If you are already suffering the effects of tooth wear or any other dental issues, then book a consultation today to have San Diego’s very own mobile dentist come and visit you.
Causes of Dental Wear
Grinding your teeth
Some people have the bad habit of clenching and grinding their teeth when they are stressed or frustrated, while others may do this in their sleep. This behavior is called bruxism, and it can wear down your teeth over time if not addressed.
Chewing on hard objects such as the cap of a pen, your fingernails, ice cubes or even brushing your teeth with too much force and with a very tough brush can wear away the enamel on your teeth. This is why using a toothbrush with softer bristles and being gentle on your teeth is so important.
Acidic Foods and Drinks
Carbonated drinks, citrus fruits and food and drinks that contain lots of sugar all create an acidic environment inside of your mouth.

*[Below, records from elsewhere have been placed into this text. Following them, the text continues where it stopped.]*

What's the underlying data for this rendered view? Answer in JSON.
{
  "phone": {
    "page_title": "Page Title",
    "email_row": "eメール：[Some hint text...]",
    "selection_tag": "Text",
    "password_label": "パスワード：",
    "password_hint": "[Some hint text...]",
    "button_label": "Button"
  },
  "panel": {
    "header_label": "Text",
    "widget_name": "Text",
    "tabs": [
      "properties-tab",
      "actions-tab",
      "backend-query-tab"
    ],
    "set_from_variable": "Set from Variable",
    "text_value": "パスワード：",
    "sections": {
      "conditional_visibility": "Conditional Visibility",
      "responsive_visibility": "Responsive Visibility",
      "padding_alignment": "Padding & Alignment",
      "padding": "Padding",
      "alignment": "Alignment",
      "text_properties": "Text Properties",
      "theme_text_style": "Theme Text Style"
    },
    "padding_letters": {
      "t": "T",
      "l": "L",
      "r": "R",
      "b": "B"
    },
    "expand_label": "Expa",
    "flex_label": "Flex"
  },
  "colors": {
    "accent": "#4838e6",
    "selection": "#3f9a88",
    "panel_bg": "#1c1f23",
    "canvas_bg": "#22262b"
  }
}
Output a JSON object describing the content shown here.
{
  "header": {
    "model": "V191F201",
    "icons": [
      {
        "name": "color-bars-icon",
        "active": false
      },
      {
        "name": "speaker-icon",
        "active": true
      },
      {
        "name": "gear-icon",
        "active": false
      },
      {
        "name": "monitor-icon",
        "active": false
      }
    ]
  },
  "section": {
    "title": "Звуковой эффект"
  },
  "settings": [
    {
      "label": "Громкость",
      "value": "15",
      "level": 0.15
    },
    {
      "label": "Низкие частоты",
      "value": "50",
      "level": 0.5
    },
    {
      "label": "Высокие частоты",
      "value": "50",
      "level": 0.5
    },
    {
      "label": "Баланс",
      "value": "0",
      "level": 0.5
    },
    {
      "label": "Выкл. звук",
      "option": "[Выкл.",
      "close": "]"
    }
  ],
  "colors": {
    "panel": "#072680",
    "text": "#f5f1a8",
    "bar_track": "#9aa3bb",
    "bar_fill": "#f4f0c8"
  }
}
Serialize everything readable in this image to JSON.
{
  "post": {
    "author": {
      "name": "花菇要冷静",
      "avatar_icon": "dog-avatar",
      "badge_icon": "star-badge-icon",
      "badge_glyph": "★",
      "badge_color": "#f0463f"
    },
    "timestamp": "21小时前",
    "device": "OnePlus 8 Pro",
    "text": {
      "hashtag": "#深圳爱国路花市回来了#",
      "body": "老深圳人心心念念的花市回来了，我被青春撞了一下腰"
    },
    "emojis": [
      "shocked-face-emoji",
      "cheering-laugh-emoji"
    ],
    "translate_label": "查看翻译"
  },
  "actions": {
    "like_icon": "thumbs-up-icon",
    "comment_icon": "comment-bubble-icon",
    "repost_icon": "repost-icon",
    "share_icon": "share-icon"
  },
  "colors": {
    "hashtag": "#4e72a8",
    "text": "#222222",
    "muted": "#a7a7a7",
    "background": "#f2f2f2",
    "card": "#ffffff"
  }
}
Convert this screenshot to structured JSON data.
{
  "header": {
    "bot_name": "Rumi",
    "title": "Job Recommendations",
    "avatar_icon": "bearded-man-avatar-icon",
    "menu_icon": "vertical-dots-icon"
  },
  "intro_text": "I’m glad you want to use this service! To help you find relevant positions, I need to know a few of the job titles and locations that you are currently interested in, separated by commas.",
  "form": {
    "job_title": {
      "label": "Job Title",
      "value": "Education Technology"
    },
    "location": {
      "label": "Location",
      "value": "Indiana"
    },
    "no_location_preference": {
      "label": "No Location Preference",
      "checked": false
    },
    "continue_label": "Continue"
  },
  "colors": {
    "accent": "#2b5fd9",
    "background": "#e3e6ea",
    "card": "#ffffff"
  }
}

The acids then eat away at your enamel, wearing down your teeth faster than normal. Try to follow these foods with a portion of cheese, milk or any other food with low acidity levels.
Bacteria and Plaque
Poor dental hygiene, illnesses or some medications that affect your dental hygiene can lead to the buildup of plaque and bacteria that can eat away at your enamel as well as the underlying bone structures. If you have sore, swollen or bleeding gums, an illness such as diabetes or take medications that are known to harm your dental hygiene, then you will need to make frequent visits to your dentist.
If the trip to your local dentist’s office is not a realistic option, then you can take advantage of our mobile dentist here in San Diego who can come and visit you wherever you are. Contact us now to book a consultation.
Content found on this blog is intended for educational purposes only and should not be used as a substitute for professional judgement, advice, diagnosis, or treatment. Please speak with a professional if you have concerns about your oral health.